The year-old goal of earning $35 billion to $40 billion annually before taxes could be met if the U.S. economy recovers, interest rates rise and Moynihan’s cost-cutting plan works, Moynihan said today at a conference in New York.
“The earnings capability of this company is there,” said Moynihan, 52, who runs the second-biggest U.S. lender. “It’s just that we need to have three things take place: A more reasonable interest rate environment to help benefit the deposit cost structure especially, an economy growing at 3 percent, and third, we have to see our costs come down.”
Bank of America sold $33 billion in assets and announced 30,000 job cuts last year as part of a plan to build capital and reduce expenses. Moynihan has plans to trim as much as $8 billion a year from expenses to combat stagnant revenue at the Charlotte, North Carolina-based company.
“You’ll see demonstrable progress every quarter,” he said. “We can’t carry these costs in the revenue environment we’re in. Even in an improved revenue environment, we’re still going to have to be hard on costs.”
In March 2011, Moynihan disclosed targets for profit that could be generated when the U.S. economy recovers. He said today that a previous goal for revenue before taxes and provisions of as much as $50 billion per year was no longer reasonable because credit-card units were sold.
The CEO also said today it wasn’t “realistic” to expect interest rates to rise before the first half of 2014. Costs will come down as he cuts employees, closes branches and increases automation, Moynihan said.
Expenses in a unit managing soured mortgages will peak in the first half of this year at about $2 billion per quarter and should decline from there, Moynihan said. The lender has booked about $42 billion in costs tied to repurchases, litigation and writedowns from faulty mortgages and foreclosures since 2007. Moynihan said today the mortgage market is “healing.”
The CEO has spent the last two years cleaning up after his predecessor’s decision to acquire Countrywide Financial Corp., the biggest home lender during the U.S. housing bubble.
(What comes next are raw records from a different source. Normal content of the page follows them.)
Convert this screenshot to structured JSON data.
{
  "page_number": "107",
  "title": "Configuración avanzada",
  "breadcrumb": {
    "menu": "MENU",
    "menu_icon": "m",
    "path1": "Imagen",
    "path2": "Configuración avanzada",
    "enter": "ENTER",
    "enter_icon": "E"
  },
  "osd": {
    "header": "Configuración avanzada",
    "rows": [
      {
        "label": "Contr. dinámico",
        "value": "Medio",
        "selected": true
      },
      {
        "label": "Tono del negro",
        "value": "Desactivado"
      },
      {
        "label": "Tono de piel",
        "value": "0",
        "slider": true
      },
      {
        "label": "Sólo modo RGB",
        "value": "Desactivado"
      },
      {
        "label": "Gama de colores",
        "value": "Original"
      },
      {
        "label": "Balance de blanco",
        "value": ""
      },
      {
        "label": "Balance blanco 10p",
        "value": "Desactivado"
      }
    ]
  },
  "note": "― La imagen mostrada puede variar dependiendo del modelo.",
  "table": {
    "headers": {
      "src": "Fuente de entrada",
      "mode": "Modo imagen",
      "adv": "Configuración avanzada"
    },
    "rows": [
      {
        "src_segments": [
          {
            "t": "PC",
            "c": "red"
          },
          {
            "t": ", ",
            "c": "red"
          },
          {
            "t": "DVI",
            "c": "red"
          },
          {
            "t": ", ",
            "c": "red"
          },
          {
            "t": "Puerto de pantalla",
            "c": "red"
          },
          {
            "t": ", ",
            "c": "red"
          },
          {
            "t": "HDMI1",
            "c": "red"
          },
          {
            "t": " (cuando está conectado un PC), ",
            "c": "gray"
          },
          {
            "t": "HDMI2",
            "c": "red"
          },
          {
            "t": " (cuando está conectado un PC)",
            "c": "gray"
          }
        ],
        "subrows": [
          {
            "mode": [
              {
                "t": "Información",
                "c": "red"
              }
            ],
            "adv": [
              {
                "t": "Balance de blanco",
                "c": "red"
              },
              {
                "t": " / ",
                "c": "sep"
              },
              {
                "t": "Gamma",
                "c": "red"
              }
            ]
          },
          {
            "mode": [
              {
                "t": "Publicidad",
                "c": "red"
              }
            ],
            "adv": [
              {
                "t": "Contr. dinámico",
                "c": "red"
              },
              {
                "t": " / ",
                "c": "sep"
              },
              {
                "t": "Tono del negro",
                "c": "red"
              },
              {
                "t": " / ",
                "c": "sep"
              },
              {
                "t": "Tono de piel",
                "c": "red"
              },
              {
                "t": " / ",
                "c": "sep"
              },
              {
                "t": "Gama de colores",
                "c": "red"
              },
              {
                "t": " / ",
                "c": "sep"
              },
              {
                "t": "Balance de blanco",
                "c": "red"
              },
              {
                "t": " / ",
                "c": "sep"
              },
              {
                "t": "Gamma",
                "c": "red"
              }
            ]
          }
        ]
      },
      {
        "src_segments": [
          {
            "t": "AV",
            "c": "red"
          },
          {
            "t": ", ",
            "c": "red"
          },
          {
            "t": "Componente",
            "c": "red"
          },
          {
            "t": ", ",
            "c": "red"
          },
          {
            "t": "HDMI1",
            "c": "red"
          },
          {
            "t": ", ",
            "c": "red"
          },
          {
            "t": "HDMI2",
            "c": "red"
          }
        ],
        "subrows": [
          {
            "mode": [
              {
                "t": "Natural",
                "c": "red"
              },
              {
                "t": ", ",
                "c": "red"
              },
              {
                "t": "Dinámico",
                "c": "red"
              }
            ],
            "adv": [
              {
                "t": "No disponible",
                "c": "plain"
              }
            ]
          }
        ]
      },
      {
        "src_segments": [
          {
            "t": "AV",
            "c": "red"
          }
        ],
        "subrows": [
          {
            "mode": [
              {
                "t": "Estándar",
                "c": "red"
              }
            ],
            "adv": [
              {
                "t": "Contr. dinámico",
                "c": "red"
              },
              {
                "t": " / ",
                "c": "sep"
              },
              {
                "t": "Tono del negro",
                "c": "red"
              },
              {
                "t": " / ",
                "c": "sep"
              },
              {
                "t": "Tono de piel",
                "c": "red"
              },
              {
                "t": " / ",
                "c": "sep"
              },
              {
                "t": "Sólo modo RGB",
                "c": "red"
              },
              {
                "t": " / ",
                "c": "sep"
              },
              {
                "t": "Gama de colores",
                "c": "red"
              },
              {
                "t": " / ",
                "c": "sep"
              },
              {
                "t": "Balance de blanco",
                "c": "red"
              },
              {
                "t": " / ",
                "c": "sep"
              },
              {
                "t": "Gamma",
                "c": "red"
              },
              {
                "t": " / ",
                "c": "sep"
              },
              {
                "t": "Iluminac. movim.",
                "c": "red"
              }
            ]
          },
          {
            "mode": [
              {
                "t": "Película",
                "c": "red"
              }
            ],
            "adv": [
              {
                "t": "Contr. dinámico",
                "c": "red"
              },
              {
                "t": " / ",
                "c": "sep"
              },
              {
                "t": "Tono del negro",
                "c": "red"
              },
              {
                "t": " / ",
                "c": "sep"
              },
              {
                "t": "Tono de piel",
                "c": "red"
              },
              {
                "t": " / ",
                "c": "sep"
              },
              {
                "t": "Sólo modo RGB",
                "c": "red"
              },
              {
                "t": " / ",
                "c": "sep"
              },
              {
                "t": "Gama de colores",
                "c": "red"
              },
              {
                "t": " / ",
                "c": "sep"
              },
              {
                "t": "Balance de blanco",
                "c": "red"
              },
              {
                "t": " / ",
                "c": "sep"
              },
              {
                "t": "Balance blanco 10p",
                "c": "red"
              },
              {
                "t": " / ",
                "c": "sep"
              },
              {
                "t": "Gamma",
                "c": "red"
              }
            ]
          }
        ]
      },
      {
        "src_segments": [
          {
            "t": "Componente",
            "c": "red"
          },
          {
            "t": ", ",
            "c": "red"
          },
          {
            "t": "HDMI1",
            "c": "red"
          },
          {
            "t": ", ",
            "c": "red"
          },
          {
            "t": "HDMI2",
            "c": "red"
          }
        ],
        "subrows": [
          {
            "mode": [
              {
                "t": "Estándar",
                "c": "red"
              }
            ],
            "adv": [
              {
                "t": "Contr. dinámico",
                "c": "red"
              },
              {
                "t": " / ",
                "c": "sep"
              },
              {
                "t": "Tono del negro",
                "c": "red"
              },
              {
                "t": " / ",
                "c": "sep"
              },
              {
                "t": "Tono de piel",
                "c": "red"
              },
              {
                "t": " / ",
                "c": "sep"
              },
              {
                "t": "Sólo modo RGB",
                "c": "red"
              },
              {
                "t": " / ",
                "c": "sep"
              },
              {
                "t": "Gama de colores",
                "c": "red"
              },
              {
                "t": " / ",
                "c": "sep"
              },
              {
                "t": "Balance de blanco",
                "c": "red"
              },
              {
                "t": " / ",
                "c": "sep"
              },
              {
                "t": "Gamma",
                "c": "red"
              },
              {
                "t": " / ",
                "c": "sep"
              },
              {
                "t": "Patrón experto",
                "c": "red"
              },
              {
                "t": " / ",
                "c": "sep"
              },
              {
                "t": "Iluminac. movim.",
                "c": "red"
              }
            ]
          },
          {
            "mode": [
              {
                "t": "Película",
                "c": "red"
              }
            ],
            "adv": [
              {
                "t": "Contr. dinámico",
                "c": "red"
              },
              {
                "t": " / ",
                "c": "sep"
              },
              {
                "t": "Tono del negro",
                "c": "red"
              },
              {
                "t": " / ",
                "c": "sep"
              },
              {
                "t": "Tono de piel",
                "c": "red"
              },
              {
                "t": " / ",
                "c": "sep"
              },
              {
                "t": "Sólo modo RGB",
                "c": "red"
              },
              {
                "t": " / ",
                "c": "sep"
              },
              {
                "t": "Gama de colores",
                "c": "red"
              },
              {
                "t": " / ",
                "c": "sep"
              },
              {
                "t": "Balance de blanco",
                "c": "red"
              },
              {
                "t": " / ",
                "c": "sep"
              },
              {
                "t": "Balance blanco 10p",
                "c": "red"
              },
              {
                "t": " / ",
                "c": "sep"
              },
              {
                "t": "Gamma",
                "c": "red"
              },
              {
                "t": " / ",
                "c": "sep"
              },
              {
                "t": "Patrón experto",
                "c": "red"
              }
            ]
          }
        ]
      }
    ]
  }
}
Investors who buy loans are entitled to ask for refunds or compensation if they find missing or inaccurate data on home values or the borrower’s income, and Countrywide has been criticized by regulators for lax policies and sloppy procedures.
Bank of America agreed last month to contribute almost half of a $25 billion industry settlement ending probes into abusive foreclosure practices. The accord, which included 49 state attorneys general and the U.S. Justice Department, will include borrower assistance and payments to the government.
Moynihan’s presentation was twice interrupted today by protesters. The first repeatedly called for the lender to be broken apart, and another person cited International Women’s Day before the webcast’s audio was silenced. The CEO resumed his presentation after a few minutes.
“We have modified a million-plus mortgage loans, yet the impressions you might get from people attending today would be that we’d done nothing,” Moynihan said. “The reality is that we need more people pulling for us in this thing. It’s a lot of hard work, and it’s tragic for the consumer.”
To contact the reporter on this story: Hugh Son in New York at firstname.lastname@example.org